Diagonal is committed to educative partnerships. As a purpose-driven organisation, we support new research that might bring us closer to addressing big challenges in place planning, like achieving net-zero, improving community health, and addressing social inequalities.
We’ve already built a number of successful partnerships and working relationships with universities and academic institutions and we are putting out a call for new partnerships for 2024.
Join us as we create an enabling mentoring environment to support researchers and departments to uphold the rights to the city and develop better cities that work for everyone. Get in touch here and share this call with your networks if you would like to work with Diagonal. We are looking for research partners in the fields of geographic information science, city planning or a related domain.

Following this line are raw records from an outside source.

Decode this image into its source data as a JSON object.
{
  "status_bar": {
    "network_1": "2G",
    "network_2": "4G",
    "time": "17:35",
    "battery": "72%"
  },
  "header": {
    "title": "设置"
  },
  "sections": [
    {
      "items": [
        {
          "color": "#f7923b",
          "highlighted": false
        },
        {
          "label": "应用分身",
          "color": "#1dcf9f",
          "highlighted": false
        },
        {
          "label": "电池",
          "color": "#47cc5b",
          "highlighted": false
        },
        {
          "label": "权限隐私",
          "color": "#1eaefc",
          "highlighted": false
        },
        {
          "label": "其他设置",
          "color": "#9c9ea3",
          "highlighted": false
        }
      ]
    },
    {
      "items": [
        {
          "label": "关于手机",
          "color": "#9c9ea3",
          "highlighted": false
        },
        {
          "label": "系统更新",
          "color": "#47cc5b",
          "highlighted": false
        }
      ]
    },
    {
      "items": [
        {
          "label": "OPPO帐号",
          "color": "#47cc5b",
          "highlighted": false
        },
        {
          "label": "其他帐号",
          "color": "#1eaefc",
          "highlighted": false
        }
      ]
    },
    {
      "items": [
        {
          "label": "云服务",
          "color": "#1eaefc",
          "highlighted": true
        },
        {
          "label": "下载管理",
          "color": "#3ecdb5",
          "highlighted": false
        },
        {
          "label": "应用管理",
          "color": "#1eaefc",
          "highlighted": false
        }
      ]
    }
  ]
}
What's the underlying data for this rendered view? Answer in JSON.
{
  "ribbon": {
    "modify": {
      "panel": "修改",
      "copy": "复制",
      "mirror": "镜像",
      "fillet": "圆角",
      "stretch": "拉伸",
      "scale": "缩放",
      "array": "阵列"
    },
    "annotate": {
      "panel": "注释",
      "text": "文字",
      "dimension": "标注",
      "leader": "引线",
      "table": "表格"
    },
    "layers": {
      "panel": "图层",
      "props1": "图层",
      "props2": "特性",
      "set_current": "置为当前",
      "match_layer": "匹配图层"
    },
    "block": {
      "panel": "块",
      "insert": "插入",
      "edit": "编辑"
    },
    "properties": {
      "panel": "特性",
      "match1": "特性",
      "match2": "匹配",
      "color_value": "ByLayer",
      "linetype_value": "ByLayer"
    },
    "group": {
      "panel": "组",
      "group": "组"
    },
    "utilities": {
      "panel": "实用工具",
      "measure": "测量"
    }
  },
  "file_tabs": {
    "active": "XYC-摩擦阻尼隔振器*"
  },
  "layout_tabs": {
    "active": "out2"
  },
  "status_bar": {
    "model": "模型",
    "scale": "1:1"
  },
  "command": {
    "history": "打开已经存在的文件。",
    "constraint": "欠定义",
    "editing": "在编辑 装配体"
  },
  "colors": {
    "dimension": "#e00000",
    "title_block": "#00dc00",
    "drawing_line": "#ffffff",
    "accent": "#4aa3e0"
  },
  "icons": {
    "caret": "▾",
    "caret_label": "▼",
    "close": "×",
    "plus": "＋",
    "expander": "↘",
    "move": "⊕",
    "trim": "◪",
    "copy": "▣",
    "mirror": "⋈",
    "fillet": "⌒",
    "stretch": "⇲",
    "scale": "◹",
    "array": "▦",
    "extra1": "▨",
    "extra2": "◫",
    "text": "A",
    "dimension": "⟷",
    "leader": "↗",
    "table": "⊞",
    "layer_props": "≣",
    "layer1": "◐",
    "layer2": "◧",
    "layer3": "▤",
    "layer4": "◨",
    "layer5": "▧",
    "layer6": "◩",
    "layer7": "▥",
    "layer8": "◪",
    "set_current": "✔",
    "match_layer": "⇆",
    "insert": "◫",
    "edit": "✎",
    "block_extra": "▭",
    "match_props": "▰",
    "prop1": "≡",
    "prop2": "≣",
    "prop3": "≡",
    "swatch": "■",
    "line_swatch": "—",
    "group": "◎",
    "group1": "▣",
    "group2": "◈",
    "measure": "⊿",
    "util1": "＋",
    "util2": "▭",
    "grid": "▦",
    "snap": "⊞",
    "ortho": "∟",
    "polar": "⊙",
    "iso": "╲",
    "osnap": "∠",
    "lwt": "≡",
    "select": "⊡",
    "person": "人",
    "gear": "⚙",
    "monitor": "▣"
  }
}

We can act as a resource for students working on ‘challenges’ or set challenges as an industry partner. We can join research groups interested in working with the private sector. We can work with you on mentoring, and give seminars in our work and sector. We approach all our projects with openness and transparency and bring data and tooling to help partners explore ideas for positive change, exploring their impact on city spaces.
Here are a few examples of our academic partnerships to date:
Strathclyde Business School
We are working with MBA students from The University of Strathclyde Business School. They are applying their studies to build customer profiles for clients working with geospatial analysis tools in the built environment. This includes customer segmentation across the market for tools/services that people use when investing in the built environment. We have introduced them to our wider partnership work including that with CivTech Scotland discussed in this journal entry.
UCL Civil, Environmental and Geomatic Engineering
We are also excited to announce another partnership - working with an MSc student at UCL Civil, Environmental and Geomatic Engineering. The MSc student is exploring ‘Barriers to active travel’ as a topic for her thesis. Her research is relevant in understanding the 15-minute neighbourhood concept, which is an idea taking hold with planners currently working on city design.
The Covid-19 pandemic saw changes in cities, such as the addition of ‘slow streets’ or active-travel-only streets. In many cases, these measures were implemented as temporary measures, as a reaction to the need for social distancing and stay-at-home orders. As we emerge into the recovery stage, many of these measures persist. Decision-makers for many cities and towns are rethinking how highstreets are used, with an emphasis on local vibrancy and support for active travel.
We proposed exploring conditions that restrict pedestrian travel, but which might represent low-cost infrastructure changes to improve accessibility. For example, gate closures, primary street crossings without streetlights or tactile paving might restrict accessibility or make travel feel unsafe. The MSc student is using our open source geospatial engine Bedrock (b6) to explore OSM data, define accessibility barriers, and run accessibility analysis.
EPSRC Centre for Doctoral Training (CDT) in Geospatial Systems
We recently developed strong links with the EPSRC Centre for Doctoral Training (CDT) in Geospatial Systems, including this collaborative partnership between Newcastle University and the University of Nottingham.
In that project Diagonal was the industry partner for the CDT’s ‘challenge week’ which ran 24-27 April 2023. Wee set the students the challenge of using b6 to explore the 15-minute city concept. We are committed to supporting the CDT’s future plans and look forward to more collaborations.
Our team also has strong academic links and a commitment to positive mentoring.
UWE Bristol: University of the West of England Bristol and South West RTPI Young Planners
Over the past few years Veronica has established a strong working relationship with UWE Bristol: University of the West of England Bristol. Initially this was through her involvement with the South West RTPI Young Planners network which she also chaired, and then as a member of the UWE RTPI Partnership Board, whose remit is to support the planning school, accredit new courses and ensure the course content aligns with RTPI Effective Planning School criteria.
Veronica left the Board in order to more directly support the school by taking on a temporary Associate Lecturer role – teaching second year planning students, as well as taking on additional marking responsibilities and mentoring students through their final year dissertations.
Since then, Veronica lectures on an ad hoc basis and remains in regular contact with the UWE Bristol Planning School, exploring opportunities for future collaboration.
We are keen to set challenges, work with individual researchers, and work as industry partners bringing our tooling and expertise to forge lasting relationships. Start the conversation with us at email@example.com.